It was a relatively warm and sunny afternoon but there was a ferocious wind. Like many fell races the Lomonds route goes through some fantastic countryside. The run takes in two peaks, East and West Lomond, which are sometimes known as the Paps of Fife. As I approached East Lomond the South Fife coast and the Firth of Forth revealed itself. The view on the ascent of West Lomond exposed the rolling fields and flatter landscape of Fife. The race continues further west from the summit of West Lomond and takes in one of the steepest descents of any hill race in Scotland. Runners are forced to glissade as if descending a snow slope. There are three forms of glissade. They are the ‘standing glissade’, the ‘sitting glissade’ and the ‘out of control glissade’. This is also the order in which the runner finds themselves descending this slope!

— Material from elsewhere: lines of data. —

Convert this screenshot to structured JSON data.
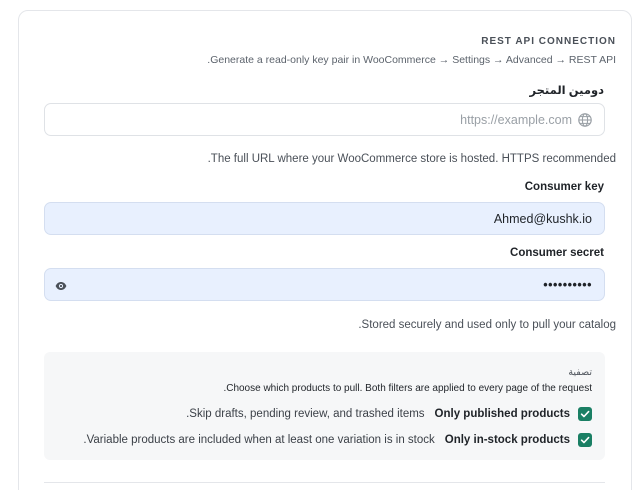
{
  "section": {
    "title": "REST API CONNECTION",
    "description": ".Generate a read-only key pair in WooCommerce → Settings → Advanced → REST API"
  },
  "store_domain": {
    "label": "دومين المتجر",
    "placeholder": "https://example.com",
    "value": "",
    "help": ".The full URL where your WooCommerce store is hosted. HTTPS recommended"
  },
  "consumer_key": {
    "label": "Consumer key",
    "value": "Ahmed@kushk.io"
  },
  "consumer_secret": {
    "label": "Consumer secret",
    "value": "••••••••••",
    "help": ".Stored securely and used only to pull your catalog"
  },
  "filters": {
    "title": "تصفية",
    "description": ".Choose which products to pull. Both filters are applied to every page of the request",
    "items": [
      {
        "label": "Only published products",
        "description": ".Skip drafts, pending review, and trashed items",
        "checked": true
      },
      {
        "label": "Only in-stock products",
        "description": ".Variable products are included when at least one variation is in stock",
        "checked": true
      }
    ]
  },
  "colors": {
    "checkbox": "#1a7f64",
    "autofill_bg": "#e8f0fe"
  },
  "icons": {
    "store_url": "globe-icon",
    "secret_toggle": "eye-icon",
    "checkbox": "check-icon"
  }
}
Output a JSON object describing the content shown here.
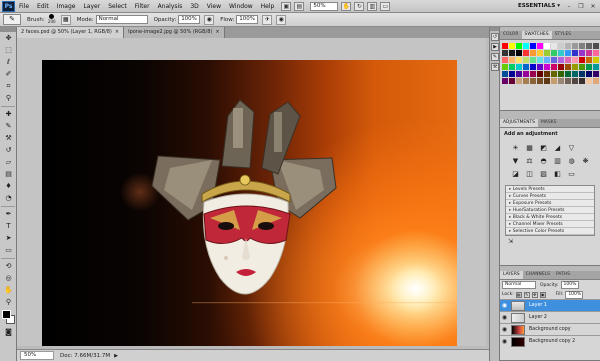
{
  "app": {
    "logo": "Ps"
  },
  "menu": [
    "File",
    "Edit",
    "Image",
    "Layer",
    "Select",
    "Filter",
    "Analysis",
    "3D",
    "View",
    "Window",
    "Help"
  ],
  "menubar_zoom": "50%",
  "workspace": "ESSENTIALS ▾",
  "options": {
    "brush_label": "Brush:",
    "brush_size": "200",
    "mode_label": "Mode:",
    "mode_value": "Normal",
    "opacity_label": "Opacity:",
    "opacity_value": "100%",
    "flow_label": "Flow:",
    "flow_value": "100%"
  },
  "tabs": [
    {
      "label": "2 faces.psd @ 50% (Layer 1, RGB/8)",
      "active": true
    },
    {
      "label": "Ipone-image2.jpg @ 50% (RGB/8)",
      "active": false
    }
  ],
  "status": {
    "zoom": "50%",
    "doc": "Doc: 7.66M/31.7M"
  },
  "color_panel": {
    "tabs": [
      "COLOR",
      "SWATCHES",
      "STYLES"
    ],
    "active_tab": "SWATCHES",
    "swatches": [
      "#ff0000",
      "#ffff00",
      "#00ff00",
      "#00ffff",
      "#0000ff",
      "#ff00ff",
      "#ffffff",
      "#e6e6e6",
      "#cccccc",
      "#b3b3b3",
      "#999999",
      "#808080",
      "#666666",
      "#4d4d4d",
      "#333333",
      "#1a1a1a",
      "#000000",
      "#ff3333",
      "#ff9933",
      "#ffcc33",
      "#99cc33",
      "#33cc66",
      "#33cccc",
      "#3399ff",
      "#3333cc",
      "#9933cc",
      "#cc3399",
      "#ff6699",
      "#ff6666",
      "#ffb366",
      "#ffe066",
      "#c2e066",
      "#66e08f",
      "#66e0e0",
      "#66b3ff",
      "#6666e0",
      "#b366e0",
      "#e066b3",
      "#ff99b3",
      "#cc0000",
      "#cc6600",
      "#cccc00",
      "#66cc00",
      "#00cc66",
      "#00cccc",
      "#0066cc",
      "#0000cc",
      "#6600cc",
      "#cc00cc",
      "#cc0066",
      "#990000",
      "#994d00",
      "#999900",
      "#4d9900",
      "#00994d",
      "#009999",
      "#004d99",
      "#000099",
      "#4d0099",
      "#990099",
      "#99004d",
      "#660000",
      "#663300",
      "#666600",
      "#336600",
      "#006633",
      "#006666",
      "#003366",
      "#000066",
      "#330066",
      "#660066",
      "#660033",
      "#c8a27a",
      "#a67c52",
      "#8c6239",
      "#754c24",
      "#603813",
      "#c69c6d",
      "#998675",
      "#736357",
      "#534741",
      "#362f2d",
      "#f2c6a0",
      "#e0a878"
    ]
  },
  "adjustments_panel": {
    "tabs": [
      "ADJUSTMENTS",
      "MASKS"
    ],
    "active_tab": "ADJUSTMENTS",
    "title": "Add an adjustment",
    "icons": [
      "☀",
      "▦",
      "◩",
      "◢",
      "▽",
      "",
      "▼",
      "⚖",
      "◓",
      "▥",
      "◍",
      "❋",
      "◪",
      "◫",
      "▨",
      "◧",
      "▭",
      ""
    ],
    "presets": [
      "Levels Presets",
      "Curves Presets",
      "Exposure Presets",
      "Hue/Saturation Presets",
      "Black & White Presets",
      "Channel Mixer Presets",
      "Selective Color Presets"
    ]
  },
  "layers_panel": {
    "tabs": [
      "LAYERS",
      "CHANNELS",
      "PATHS"
    ],
    "active_tab": "LAYERS",
    "blend_mode": "Normal",
    "opacity_label": "Opacity:",
    "opacity_value": "100%",
    "lock_label": "Lock:",
    "fill_label": "Fill:",
    "fill_value": "100%",
    "layers": [
      {
        "name": "Layer 1",
        "selected": true
      },
      {
        "name": "Layer 2",
        "selected": false
      },
      {
        "name": "Background copy",
        "selected": false
      },
      {
        "name": "Background copy 2",
        "selected": false
      }
    ]
  },
  "canvas": {
    "background_dark": "#000000",
    "glow_color": "#ff8a1a"
  }
}
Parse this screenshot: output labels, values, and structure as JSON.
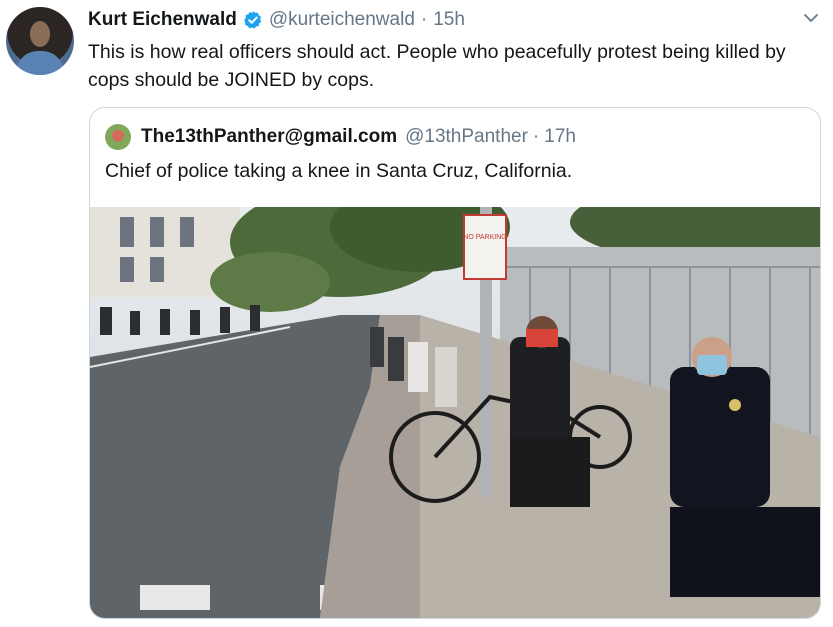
{
  "tweet": {
    "author_name": "Kurt Eichenwald",
    "author_handle": "@kurteichenwald",
    "separator": "·",
    "time": "15h",
    "text": "This is how real officers should act. People who peacefully protest being killed by cops should be JOINED by cops."
  },
  "quoted_tweet": {
    "author_name": "The13thPanther@gmail.com",
    "author_handle": "@13thPanther",
    "separator": "·",
    "time": "17h",
    "text": "Chief of police taking a knee in Santa Cruz, California."
  },
  "photo": {
    "sign_text": "NO PARKING ANY TIME"
  },
  "colors": {
    "text_primary": "#14171a",
    "text_secondary": "#657786",
    "border": "#ccd6dd",
    "verified_blue": "#1da1f2"
  },
  "icons": [
    "verified-badge-icon",
    "chevron-down-icon"
  ]
}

There is a cruel sting in the tail as the descent from West Lomond is followed by a climb back up hill. I managed to stay ahead of the Edinburgh couple and on the final downhill section one of the two chaps destined for Scandinavia pulled a muscle which meant that I was able to pass them. The race was great fun and I can thoroughly recommend it. One of the pleasures of trying a new event is the reward of an inevitable personal best. The race is 16.2km (10 miles) and involves 800m of uphill. I arrived back in 2 hrs 18 mins 11 seconds, and was 137th out of a field of 197 runners. I was relieved to be some way off of the bottom of a results table this time. I also had a wry smile when I spied that a student that I taught last year came in over half an hour behind me!
Many runners and hillwalkers visit the Isle of Eriska Hotel each year and it is ideally located for a number of Scottish Hill Races. Most obviously the Beinn Lora Hill Race starts in Benderloch, but the hotel would also make a great base for the Lorne Highland Games Race which is only 3.2km. The Oban Games has a race as does the Taynuilt Games and the Appin Show. There is a much longer and tougher race between Creagan and the Clachaig Inn in Glen Coe (24km) after which the spa would be a fantastic location to recuperate.